Water movement within the tilted strata flows down-gradient to Pagosa Springs and recharges the aquifer. Being highly porous, the sandstone acts like a sponge and becomes an area of subsurface water storage.


The aquifer that feeds the Pagosa Hot Springs lies in the Mancos Shale and Dakota Sandstone formations.  The Dakota Sandstone yields the hottest subsurface temperatures, averaging 160 degrees.

The hot water finds its way to the surface through extensive interconnecting vertical faults.


A layer of impermeable strata forms a natural lid that seals in heat and prevents evaporation.

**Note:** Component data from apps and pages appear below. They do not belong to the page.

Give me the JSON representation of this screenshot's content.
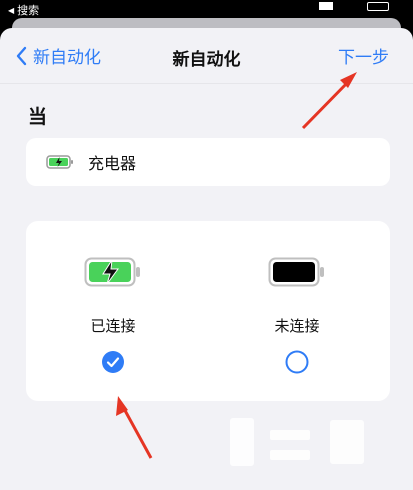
{
  "status_bar": {
    "back_app_label": "搜索"
  },
  "nav": {
    "back_label": "新自动化",
    "title": "新自动化",
    "next_label": "下一步"
  },
  "section": {
    "title": "当"
  },
  "trigger": {
    "icon": "battery-charging-icon",
    "label": "充电器"
  },
  "options": [
    {
      "label": "已连接",
      "icon": "battery-charging-icon",
      "selected": true
    },
    {
      "label": "未连接",
      "icon": "battery-full-icon",
      "selected": false
    }
  ],
  "colors": {
    "accent": "#2f7cf6",
    "battery_green": "#49d25a",
    "annotation_red": "#e53524"
  }
}
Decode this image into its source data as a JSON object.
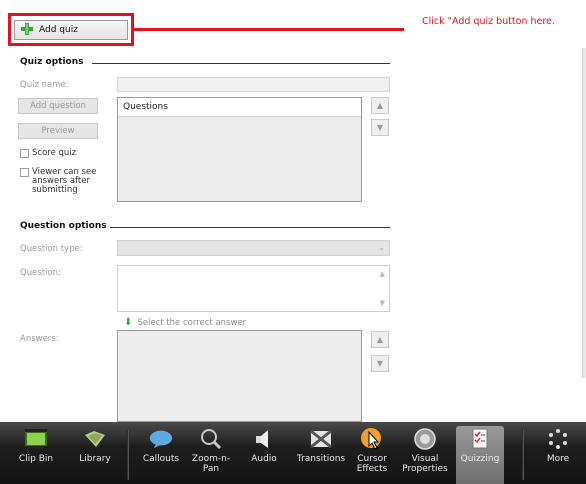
{
  "add_quiz": {
    "label": "Add quiz"
  },
  "callout": {
    "text": "Click \"Add quiz button here."
  },
  "quiz_options": {
    "title": "Quiz options",
    "quiz_name_label": "Quiz name:",
    "quiz_name_value": "",
    "add_question_label": "Add question",
    "preview_label": "Preview",
    "score_quiz_label": "Score quiz",
    "viewer_label": "Viewer can see answers after submitting",
    "questions_header": "Questions"
  },
  "question_options": {
    "title": "Question options",
    "type_label": "Question type:",
    "question_label": "Question:",
    "hint": "Select the correct answer",
    "answers_label": "Answers:"
  },
  "toolbar": {
    "items": [
      {
        "label": "Clip Bin"
      },
      {
        "label": "Library"
      },
      {
        "label": "Callouts"
      },
      {
        "label": "Zoom-n-Pan"
      },
      {
        "label": "Audio"
      },
      {
        "label": "Transitions"
      },
      {
        "label": "Cursor Effects"
      },
      {
        "label": "Visual Properties"
      },
      {
        "label": "Quizzing"
      },
      {
        "label": "More"
      }
    ]
  }
}
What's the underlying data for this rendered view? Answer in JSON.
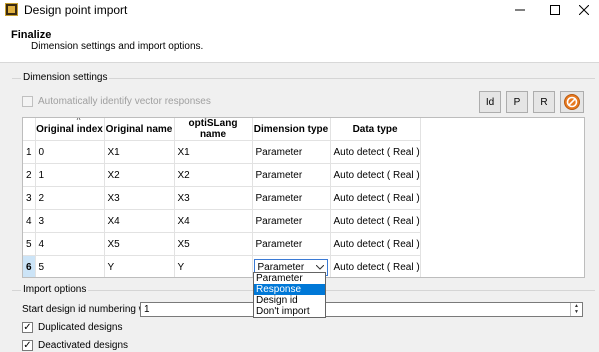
{
  "window": {
    "title": "Design point import"
  },
  "header": {
    "title": "Finalize",
    "subtitle": "Dimension settings and import options."
  },
  "dimension_settings": {
    "label": "Dimension settings",
    "auto_identify_label": "Automatically identify vector responses",
    "auto_identify_checked": false,
    "buttons": [
      "Id",
      "P",
      "R"
    ]
  },
  "table": {
    "columns": [
      "Original index",
      "Original name",
      "optiSLang name",
      "Dimension type",
      "Data type"
    ],
    "rows": [
      {
        "n": "1",
        "index": "0",
        "orig": "X1",
        "name": "X1",
        "dim": "Parameter",
        "dtype": "Auto detect ( Real )"
      },
      {
        "n": "2",
        "index": "1",
        "orig": "X2",
        "name": "X2",
        "dim": "Parameter",
        "dtype": "Auto detect ( Real )"
      },
      {
        "n": "3",
        "index": "2",
        "orig": "X3",
        "name": "X3",
        "dim": "Parameter",
        "dtype": "Auto detect ( Real )"
      },
      {
        "n": "4",
        "index": "3",
        "orig": "X4",
        "name": "X4",
        "dim": "Parameter",
        "dtype": "Auto detect ( Real )"
      },
      {
        "n": "5",
        "index": "4",
        "orig": "X5",
        "name": "X5",
        "dim": "Parameter",
        "dtype": "Auto detect ( Real )"
      },
      {
        "n": "6",
        "index": "5",
        "orig": "Y",
        "name": "Y",
        "dim": "Parameter",
        "dtype": "Auto detect ( Real )"
      }
    ],
    "selected_row": 6,
    "dropdown_options": [
      "Parameter",
      "Response",
      "Design id",
      "Don't import"
    ],
    "dropdown_highlighted": "Response"
  },
  "import_options": {
    "label": "Import options",
    "start_label": "Start design id numbering with:",
    "start_value": "1",
    "duplicated_label": "Duplicated designs",
    "duplicated_checked": true,
    "deactivated_label": "Deactivated designs",
    "deactivated_checked": true
  },
  "colors": {
    "selection": "#cce4f7",
    "highlight": "#0078d7",
    "orange_icon": "#e8791f"
  }
}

The cap rock for the Pagosa Hot Springs is the Mancos Shale.


On a world-wide scale, temperatures rise with increased depth as the earth releases its internal heat.  Localized increases of subsurface termeratures are associated with magma chambers that exist in volcanic fields.  These fields can be either active or dormant as it takes hundreds of thousands of years for this deep-seated magma to cool.

Faulting, which is associated with tectonic activity, can be a heat source also, due to the compressional or tensional forces that occur.

Locally, the heat source has not been definitely defined.  It will take additional research of the area to do so.


The layers of sedimentary strata that lie between the heat source and the aquifer act as a heat conductor.

Pagosa Springs is located within the San Juan Basin and is bound to the north and east by the San Juan Mountains, which are sedimentary and volcanic in origin.

During the Jurassic and Cretaceous periods much of the western United States was covered by a shallow inland sea.  The rise and fall of the sea deposited sediments of alternating clay, sand, silt, and gravel.  The sediments were compacted and cemented to form the rock strata of the area.

After the deposition of marine sediments, volcanic activity deposited 15 layers of lava and ash over the San Juan Mountains for 20 million years.

Crustal movement has caused folding and faulting of the Earth’s crust.  Pagosa Springs lies on the eastern edge of the Archuleta Arch, which is a regional tectonic fold.  The uplift of the Arch has caused sedimentary strata to break and slip, creating faults and tilting the strata with a dip to the NNE.

Two smaller folds, the Sunetha and Stinking Springs Anticlines, locally altered the regional dip.  Smaller faults associated with the Nacimiento Fault are a source of migration for the hot mineral water from the aquifer to the surface.